It is a living language, which is thriving on our radio and television networks and is a treasured part of our education system, from pre-schools through to tertiary institutions.

Māori words have also had a special influence on New Zealand English, with every Kiwi being familiar with a range of common terms and greetings, and with many birds and trees known only by their Māori names.

This unique part of New Zealand culture is something of which we should all feel proud, and it's something that we must protect.

"We recognise that this move has been a long time coming for the Herald. Macrons have been used sporadically in the past but we're making an effort to understand and apply them consistently from now on," says NZME head of production Lois Turei.

We'll be using resources recommended by the Māori Language Commission plus the assistance of our in-house advisor, Stacey Morrison.

There will also be education for our newsrooms in an extension of the te reo sessions which run each week in our central newsroom in Auckland.

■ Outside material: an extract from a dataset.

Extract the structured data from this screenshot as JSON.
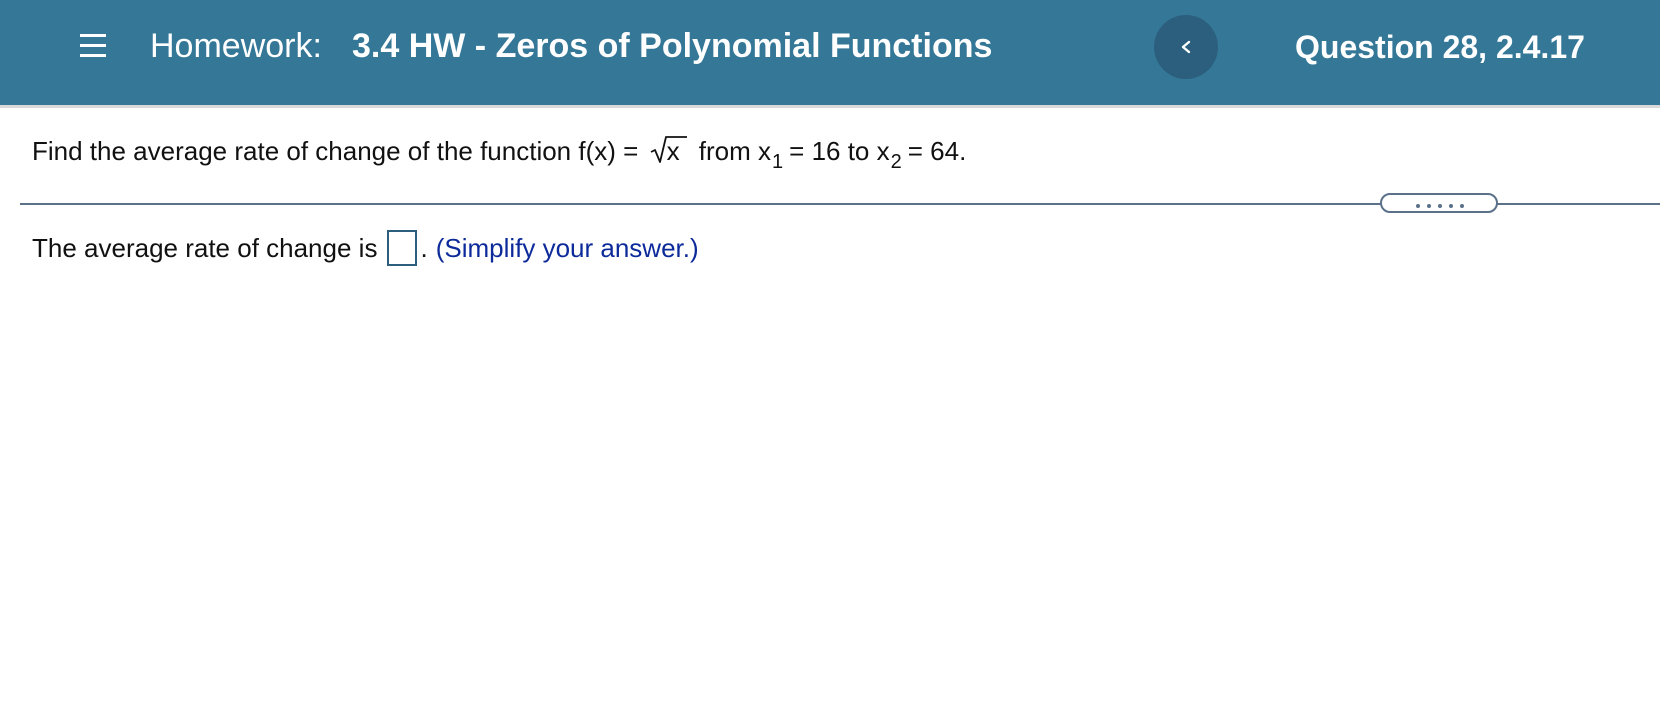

This will be a learning curve for editorial teams and it will take some time to achieve consistency and accuracy.

However, we are committed to doing better and we welcome readers' feedback as we learn and improve.